What’s the craziest or ugliest object in your house, and why do you keep it?  I guess one of the craziest collection of objects is my husband’s painted animal skulls.  My husband is an actual Highlander of sorts.  He grew up on a ranch in the mountains of New Zealand, and, while he doesn’t (usually) wear a kilt (unless I make a specific request, that is), he did spend most of his childhood running around the green hills living a somewhat-wild, pioneering life.  So he has a collection of animal skulls that he now keeps in his studio; he’s an artist and he paints the skulls with colorful designs.  At first I was a skeptic but once they’re painted, they do add a certain something to a room.

If there was a movie about your life, what would it be called?  (And just for fun, who would play you?)  This answer changes on a daily basis, but today, it might be called Sublime, be filmed in a sultry mid-August seaside setting, star Emma Watson and be styled by Ralph Lauren.

What is the best non-monetary gift you’ve ever received?  Anything from my children – I’ve kept everything they’ve ever given me.

If you had to pick one romantic scene or couple to recommend to a first-time reader of YOUR books, which would it be?  One of my favorite scenes is in Chapter 1 of Highlander Claimed, where the hero and heroine meet.  They fall in love at first sight, right after they fight and almost kill each other.


Thank you, for inviting me to take part in this fun event!  And thanks so much to Julia London for recommending me!

This post can also be found on my facebook page at  Come visit!

4 Responses so far.

  1. Great post!  I love where you said, "the love story is the heart and soul of the human experience."  Beautiful words and so true!  Thank you for sharing.

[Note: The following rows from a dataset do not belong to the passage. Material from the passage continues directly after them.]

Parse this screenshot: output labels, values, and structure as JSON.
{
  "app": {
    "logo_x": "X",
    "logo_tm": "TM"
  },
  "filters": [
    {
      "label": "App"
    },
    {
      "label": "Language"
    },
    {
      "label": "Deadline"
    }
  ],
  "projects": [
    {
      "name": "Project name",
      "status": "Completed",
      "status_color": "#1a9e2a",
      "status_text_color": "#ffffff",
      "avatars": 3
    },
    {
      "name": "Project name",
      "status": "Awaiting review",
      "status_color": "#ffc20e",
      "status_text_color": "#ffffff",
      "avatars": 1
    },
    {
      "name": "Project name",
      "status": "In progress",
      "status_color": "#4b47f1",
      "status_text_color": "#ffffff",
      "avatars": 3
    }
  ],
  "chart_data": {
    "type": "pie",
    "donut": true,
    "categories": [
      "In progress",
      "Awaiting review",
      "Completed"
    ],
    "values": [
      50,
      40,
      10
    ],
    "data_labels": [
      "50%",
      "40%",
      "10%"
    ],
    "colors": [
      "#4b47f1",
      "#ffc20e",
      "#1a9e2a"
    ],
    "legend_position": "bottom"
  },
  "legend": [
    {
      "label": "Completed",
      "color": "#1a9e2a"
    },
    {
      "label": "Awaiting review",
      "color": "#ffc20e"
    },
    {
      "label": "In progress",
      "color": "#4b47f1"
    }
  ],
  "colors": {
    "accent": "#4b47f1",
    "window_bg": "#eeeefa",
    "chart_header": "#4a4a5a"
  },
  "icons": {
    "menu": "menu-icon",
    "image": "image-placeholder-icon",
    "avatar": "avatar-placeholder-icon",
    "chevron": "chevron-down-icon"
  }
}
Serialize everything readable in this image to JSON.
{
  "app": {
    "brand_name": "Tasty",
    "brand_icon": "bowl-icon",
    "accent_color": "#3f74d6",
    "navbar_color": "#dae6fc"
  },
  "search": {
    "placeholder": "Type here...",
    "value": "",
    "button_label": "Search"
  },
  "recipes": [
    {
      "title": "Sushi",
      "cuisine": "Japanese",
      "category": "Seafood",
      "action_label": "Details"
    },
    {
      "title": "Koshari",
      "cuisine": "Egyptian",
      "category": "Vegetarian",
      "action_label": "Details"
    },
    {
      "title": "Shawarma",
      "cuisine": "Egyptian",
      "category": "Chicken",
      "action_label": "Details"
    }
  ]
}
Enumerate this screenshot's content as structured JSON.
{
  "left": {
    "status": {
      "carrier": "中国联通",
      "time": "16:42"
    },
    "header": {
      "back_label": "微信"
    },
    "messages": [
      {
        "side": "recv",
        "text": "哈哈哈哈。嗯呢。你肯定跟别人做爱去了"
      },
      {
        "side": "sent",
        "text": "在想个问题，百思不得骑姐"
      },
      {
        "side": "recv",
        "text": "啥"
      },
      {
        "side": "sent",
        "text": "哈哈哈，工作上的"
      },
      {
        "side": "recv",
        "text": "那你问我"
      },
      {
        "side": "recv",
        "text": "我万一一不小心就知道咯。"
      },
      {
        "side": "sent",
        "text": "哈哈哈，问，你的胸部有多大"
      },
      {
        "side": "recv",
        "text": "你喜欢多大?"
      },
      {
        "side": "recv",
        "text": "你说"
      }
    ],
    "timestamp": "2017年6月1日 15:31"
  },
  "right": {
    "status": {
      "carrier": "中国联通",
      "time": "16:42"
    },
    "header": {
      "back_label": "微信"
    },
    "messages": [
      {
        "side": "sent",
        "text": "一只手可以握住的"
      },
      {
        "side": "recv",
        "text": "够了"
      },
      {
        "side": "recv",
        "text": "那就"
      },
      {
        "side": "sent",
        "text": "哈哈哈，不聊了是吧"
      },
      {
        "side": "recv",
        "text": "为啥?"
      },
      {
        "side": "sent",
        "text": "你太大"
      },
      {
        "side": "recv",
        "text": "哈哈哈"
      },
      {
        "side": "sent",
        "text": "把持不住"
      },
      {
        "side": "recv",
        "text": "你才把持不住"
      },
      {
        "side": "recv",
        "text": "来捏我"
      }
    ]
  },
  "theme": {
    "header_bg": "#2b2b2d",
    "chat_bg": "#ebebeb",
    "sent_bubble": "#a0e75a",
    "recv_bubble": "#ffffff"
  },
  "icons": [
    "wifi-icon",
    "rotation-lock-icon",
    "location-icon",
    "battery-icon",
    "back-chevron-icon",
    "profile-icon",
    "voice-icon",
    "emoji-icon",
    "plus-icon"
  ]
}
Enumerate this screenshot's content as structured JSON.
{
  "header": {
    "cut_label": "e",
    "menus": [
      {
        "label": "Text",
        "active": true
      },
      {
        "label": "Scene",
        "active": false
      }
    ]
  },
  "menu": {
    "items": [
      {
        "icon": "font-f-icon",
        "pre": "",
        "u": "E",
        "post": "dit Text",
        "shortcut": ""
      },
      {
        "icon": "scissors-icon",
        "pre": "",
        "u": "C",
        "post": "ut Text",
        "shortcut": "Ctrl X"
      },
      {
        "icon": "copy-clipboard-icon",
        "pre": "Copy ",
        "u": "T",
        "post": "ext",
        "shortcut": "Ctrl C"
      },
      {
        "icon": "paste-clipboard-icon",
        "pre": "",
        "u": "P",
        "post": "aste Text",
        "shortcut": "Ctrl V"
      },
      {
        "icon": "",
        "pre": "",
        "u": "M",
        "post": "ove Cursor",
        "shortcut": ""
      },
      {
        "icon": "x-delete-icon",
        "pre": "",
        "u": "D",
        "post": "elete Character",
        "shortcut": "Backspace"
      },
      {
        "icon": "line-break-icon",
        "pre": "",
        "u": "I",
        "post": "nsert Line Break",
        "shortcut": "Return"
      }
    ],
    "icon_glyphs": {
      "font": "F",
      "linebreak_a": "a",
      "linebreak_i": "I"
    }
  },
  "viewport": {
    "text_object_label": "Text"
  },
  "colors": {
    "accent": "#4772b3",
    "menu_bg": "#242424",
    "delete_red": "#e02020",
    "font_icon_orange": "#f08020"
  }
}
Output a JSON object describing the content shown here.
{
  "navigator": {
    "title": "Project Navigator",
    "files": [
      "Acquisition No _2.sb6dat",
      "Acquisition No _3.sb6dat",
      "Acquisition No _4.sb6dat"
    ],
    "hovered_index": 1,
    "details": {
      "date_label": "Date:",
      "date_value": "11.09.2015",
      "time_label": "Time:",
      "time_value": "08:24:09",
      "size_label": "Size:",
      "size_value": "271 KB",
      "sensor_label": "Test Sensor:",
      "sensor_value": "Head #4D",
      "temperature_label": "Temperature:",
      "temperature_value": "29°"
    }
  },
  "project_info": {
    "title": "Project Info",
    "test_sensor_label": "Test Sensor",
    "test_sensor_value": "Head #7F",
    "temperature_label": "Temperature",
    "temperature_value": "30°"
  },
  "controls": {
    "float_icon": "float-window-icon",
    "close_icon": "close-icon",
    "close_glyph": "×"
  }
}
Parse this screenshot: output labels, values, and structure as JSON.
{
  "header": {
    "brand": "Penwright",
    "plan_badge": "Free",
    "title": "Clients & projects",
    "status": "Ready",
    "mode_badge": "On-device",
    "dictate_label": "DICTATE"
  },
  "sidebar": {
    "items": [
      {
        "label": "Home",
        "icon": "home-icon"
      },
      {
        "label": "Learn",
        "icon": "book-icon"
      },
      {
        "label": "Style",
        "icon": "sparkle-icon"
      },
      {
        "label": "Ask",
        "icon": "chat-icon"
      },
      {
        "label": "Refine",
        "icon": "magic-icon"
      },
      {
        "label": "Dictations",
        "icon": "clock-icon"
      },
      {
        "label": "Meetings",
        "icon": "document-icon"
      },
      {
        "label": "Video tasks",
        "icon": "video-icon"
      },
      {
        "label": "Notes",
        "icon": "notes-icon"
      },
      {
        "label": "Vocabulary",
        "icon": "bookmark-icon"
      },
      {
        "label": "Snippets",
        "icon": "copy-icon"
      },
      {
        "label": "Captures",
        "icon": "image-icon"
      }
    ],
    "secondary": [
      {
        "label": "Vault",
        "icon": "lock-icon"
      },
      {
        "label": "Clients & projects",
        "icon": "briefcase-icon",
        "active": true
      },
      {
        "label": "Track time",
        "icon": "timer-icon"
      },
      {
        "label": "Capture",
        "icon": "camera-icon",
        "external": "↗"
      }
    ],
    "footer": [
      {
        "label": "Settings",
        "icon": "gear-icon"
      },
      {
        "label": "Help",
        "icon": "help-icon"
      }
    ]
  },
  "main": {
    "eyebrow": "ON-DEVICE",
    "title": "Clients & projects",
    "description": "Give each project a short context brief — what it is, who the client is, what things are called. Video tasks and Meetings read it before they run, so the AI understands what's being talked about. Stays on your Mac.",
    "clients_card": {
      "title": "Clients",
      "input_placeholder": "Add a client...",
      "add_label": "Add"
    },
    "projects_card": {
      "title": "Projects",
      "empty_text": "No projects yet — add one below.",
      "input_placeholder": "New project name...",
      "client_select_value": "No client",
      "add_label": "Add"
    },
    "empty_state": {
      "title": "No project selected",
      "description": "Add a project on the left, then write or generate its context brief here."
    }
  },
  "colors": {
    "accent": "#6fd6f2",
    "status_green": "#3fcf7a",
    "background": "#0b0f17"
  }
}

  2. Renee P says:

    I love the story of how you met your husband and wish I could say the same…I met mine in a bar!!!